Every line of the material is to be returned verbatim. Pictures stay out.

▶ **RECORDS FOR THE TASK**
--------

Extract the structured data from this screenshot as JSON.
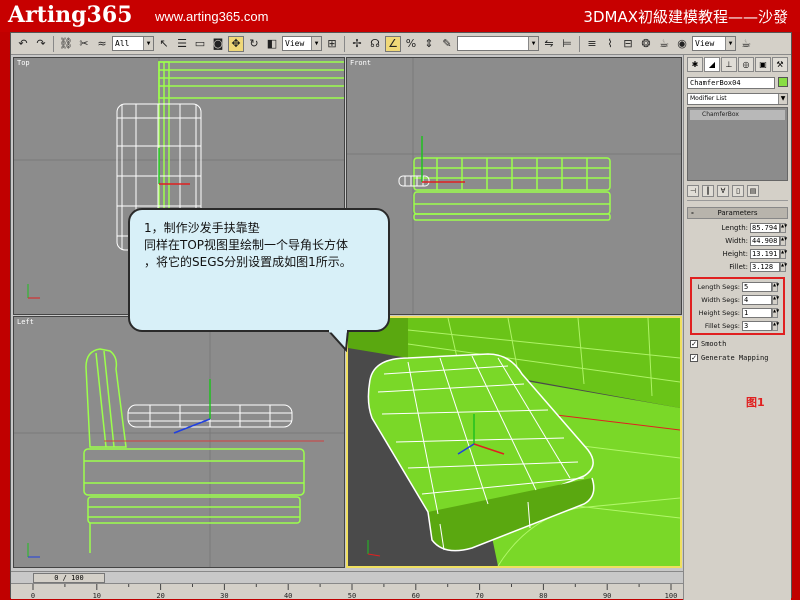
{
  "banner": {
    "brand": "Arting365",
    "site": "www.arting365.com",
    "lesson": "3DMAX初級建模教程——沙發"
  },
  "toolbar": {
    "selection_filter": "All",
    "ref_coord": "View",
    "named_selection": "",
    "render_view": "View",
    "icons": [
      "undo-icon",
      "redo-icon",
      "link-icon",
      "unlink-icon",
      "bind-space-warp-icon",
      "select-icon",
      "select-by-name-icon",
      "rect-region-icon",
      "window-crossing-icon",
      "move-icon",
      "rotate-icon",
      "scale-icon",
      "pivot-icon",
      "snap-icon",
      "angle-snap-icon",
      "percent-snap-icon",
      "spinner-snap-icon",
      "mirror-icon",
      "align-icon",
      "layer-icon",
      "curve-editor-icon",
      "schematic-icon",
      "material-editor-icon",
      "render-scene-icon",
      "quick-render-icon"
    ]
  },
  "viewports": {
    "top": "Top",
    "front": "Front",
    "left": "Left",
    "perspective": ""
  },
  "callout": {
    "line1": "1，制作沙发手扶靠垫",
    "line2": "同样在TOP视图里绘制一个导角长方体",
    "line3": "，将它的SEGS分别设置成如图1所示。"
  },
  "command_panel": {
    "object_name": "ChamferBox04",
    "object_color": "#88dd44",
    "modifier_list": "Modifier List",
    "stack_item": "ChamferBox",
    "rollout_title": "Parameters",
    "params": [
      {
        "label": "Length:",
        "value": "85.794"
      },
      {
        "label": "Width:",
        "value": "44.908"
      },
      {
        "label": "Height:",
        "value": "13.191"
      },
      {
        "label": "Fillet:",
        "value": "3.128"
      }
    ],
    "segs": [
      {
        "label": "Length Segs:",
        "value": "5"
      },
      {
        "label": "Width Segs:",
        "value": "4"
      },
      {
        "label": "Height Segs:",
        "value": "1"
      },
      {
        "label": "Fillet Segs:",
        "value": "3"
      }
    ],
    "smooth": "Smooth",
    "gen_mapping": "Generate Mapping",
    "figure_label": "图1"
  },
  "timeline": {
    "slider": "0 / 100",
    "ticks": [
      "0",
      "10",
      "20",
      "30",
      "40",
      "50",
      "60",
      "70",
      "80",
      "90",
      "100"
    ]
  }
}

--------

▶ **EXERCISE ANSWER**
Extract the structured data from this screenshot as JSON.
{
  "banner": {
    "brand": "Arting365",
    "site": "www.arting365.com",
    "lesson": "3DMAX初級建模教程——沙發"
  },
  "toolbar": {
    "selection_filter": "All",
    "ref_coord": "View",
    "named_selection": "",
    "render_view": "View",
    "icons": [
      "undo-icon",
      "redo-icon",
      "link-icon",
      "unlink-icon",
      "bind-space-warp-icon",
      "select-icon",
      "select-by-name-icon",
      "rect-region-icon",
      "window-crossing-icon",
      "move-icon",
      "rotate-icon",
      "scale-icon",
      "pivot-icon",
      "snap-icon",
      "angle-snap-icon",
      "percent-snap-icon",
      "spinner-snap-icon",
      "mirror-icon",
      "align-icon",
      "layer-icon",
      "curve-editor-icon",
      "schematic-icon",
      "material-editor-icon",
      "render-scene-icon",
      "quick-render-icon"
    ]
  },
  "viewports": {
    "top": "Top",
    "front": "Front",
    "left": "Left",
    "perspective": ""
  },
  "callout": {
    "line1": "1，制作沙发手扶靠垫",
    "line2": "同样在TOP视图里绘制一个导角长方体",
    "line3": "，将它的SEGS分别设置成如图1所示。"
  },
  "command_panel": {
    "object_name": "ChamferBox04",
    "object_color": "#88dd44",
    "modifier_list": "Modifier List",
    "stack_item": "ChamferBox",
    "rollout_title": "Parameters",
    "params": [
      {
        "label": "Length:",
        "value": "85.794"
      },
      {
        "label": "Width:",
        "value": "44.908"
      },
      {
        "label": "Height:",
        "value": "13.191"
      },
      {
        "label": "Fillet:",
        "value": "3.128"
      }
    ],
    "segs": [
      {
        "label": "Length Segs:",
        "value": "5"
      },
      {
        "label": "Width Segs:",
        "value": "4"
      },
      {
        "label": "Height Segs:",
        "value": "1"
      },
      {
        "label": "Fillet Segs:",
        "value": "3"
      }
    ],
    "smooth": "Smooth",
    "gen_mapping": "Generate Mapping",
    "figure_label": "图1"
  },
  "timeline": {
    "slider": "0 / 100",
    "ticks": [
      "0",
      "10",
      "20",
      "30",
      "40",
      "50",
      "60",
      "70",
      "80",
      "90",
      "100"
    ]
  }
}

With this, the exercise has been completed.